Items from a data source
*** Begin section ***
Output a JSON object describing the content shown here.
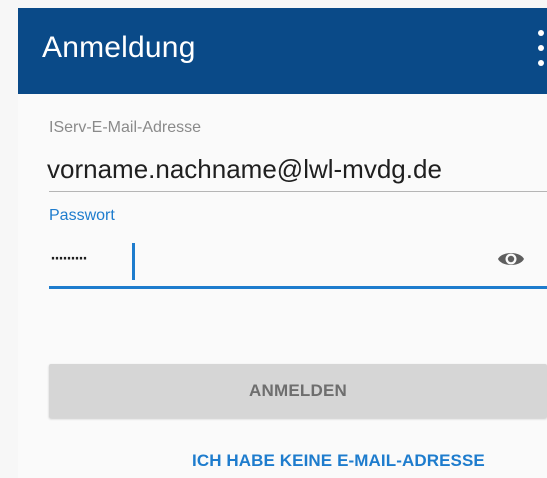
{
  "appbar": {
    "title": "Anmeldung",
    "background_color": "#0a4a88",
    "menu_icon": "more-vert-icon"
  },
  "form": {
    "email": {
      "label": "IServ-E-Mail-Adresse",
      "value": "vorname.nachname@lwl-mvdg.de"
    },
    "password": {
      "label": "Passwort",
      "masked_value": "·········",
      "visibility_icon": "eye-icon",
      "focused": true
    },
    "accent_color": "#1e7ccd"
  },
  "actions": {
    "login_label": "ANMELDEN",
    "no_email_label": "ICH HABE KEINE E-MAIL-ADRESSE"
  }
}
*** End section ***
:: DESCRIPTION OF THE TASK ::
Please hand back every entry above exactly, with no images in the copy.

:: YOUR SOLUTION ::
Output a JSON object describing the content shown here.
{
  "appbar": {
    "title": "Anmeldung",
    "background_color": "#0a4a88",
    "menu_icon": "more-vert-icon"
  },
  "form": {
    "email": {
      "label": "IServ-E-Mail-Adresse",
      "value": "vorname.nachname@lwl-mvdg.de"
    },
    "password": {
      "label": "Passwort",
      "masked_value": "·········",
      "visibility_icon": "eye-icon",
      "focused": true
    },
    "accent_color": "#1e7ccd"
  },
  "actions": {
    "login_label": "ANMELDEN",
    "no_email_label": "ICH HABE KEINE E-MAIL-ADRESSE"
  }
}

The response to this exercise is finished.